There is a new wave of nationalism in Japan. And interestingly, this new sense of Japanese nationalism is at loggerheads with Chinese belligerence. In 2012, for instance, hundreds of Japanese citizens streamed into Tokyo’s shopping district Shibuya. They protested in front of the Chinese Embassy in a rare show of Japanese patriotism.
The liberal Western media has tried to vilify the rise of Japanese nationalism, but it has been unsuccessful thus far. Nevertheless, Japanese media may have given little space to such nationalist voices but it does get influenced with the way a new narrative is shaping up.
And then the anti-China character of Abe’s ‘Japanese nationalism’ seems to have influenced Japan’s media deeply. And it continues to guide media opinion in Japan even after Abe’s retirement from active politics. Today, Japanese media is giving maximum coverage to how Tokyo is preparing itself against the Chinese military strength or for that matter how the Japanese military forces look to protect the Senkaku Islands against an intrusive Chinese PLA.

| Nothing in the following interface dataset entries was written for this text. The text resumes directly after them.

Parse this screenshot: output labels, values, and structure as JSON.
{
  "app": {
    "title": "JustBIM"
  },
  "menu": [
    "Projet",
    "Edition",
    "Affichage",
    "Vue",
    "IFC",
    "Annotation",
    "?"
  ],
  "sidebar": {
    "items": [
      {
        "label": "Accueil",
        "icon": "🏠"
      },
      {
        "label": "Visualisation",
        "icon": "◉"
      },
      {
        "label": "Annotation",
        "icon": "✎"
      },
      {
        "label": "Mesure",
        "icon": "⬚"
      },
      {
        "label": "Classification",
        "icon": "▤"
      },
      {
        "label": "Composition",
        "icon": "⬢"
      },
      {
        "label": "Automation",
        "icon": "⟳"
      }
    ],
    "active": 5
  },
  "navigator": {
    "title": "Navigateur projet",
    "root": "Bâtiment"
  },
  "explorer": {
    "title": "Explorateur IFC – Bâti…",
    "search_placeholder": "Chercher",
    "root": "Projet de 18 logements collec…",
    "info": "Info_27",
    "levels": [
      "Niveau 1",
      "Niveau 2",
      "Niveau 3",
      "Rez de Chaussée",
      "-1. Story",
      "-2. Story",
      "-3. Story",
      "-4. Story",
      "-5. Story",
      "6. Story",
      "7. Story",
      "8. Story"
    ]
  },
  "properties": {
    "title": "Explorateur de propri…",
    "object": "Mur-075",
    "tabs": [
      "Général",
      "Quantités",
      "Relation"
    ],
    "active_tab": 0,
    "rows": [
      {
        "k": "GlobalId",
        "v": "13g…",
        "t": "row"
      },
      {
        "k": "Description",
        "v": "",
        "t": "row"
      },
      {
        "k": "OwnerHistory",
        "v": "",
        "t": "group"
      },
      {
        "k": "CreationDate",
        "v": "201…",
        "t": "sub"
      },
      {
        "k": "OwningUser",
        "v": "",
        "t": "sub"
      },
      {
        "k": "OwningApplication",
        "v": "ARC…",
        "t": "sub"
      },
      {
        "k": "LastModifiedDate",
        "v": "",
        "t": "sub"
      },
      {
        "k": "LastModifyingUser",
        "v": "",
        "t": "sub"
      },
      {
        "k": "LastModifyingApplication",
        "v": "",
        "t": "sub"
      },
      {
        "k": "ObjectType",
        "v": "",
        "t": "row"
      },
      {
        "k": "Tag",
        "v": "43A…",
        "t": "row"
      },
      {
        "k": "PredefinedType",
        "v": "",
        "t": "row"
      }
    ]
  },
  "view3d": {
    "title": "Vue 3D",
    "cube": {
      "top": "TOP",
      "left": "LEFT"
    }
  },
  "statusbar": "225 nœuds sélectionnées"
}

The strong sense of Japanese nationalism, whether subdued or manifest, has therefore kept Japan’s media insulated from Chinese influence. Today, China is influencing mainstream and social media in every part of the free world but Japan stands as a proud exception.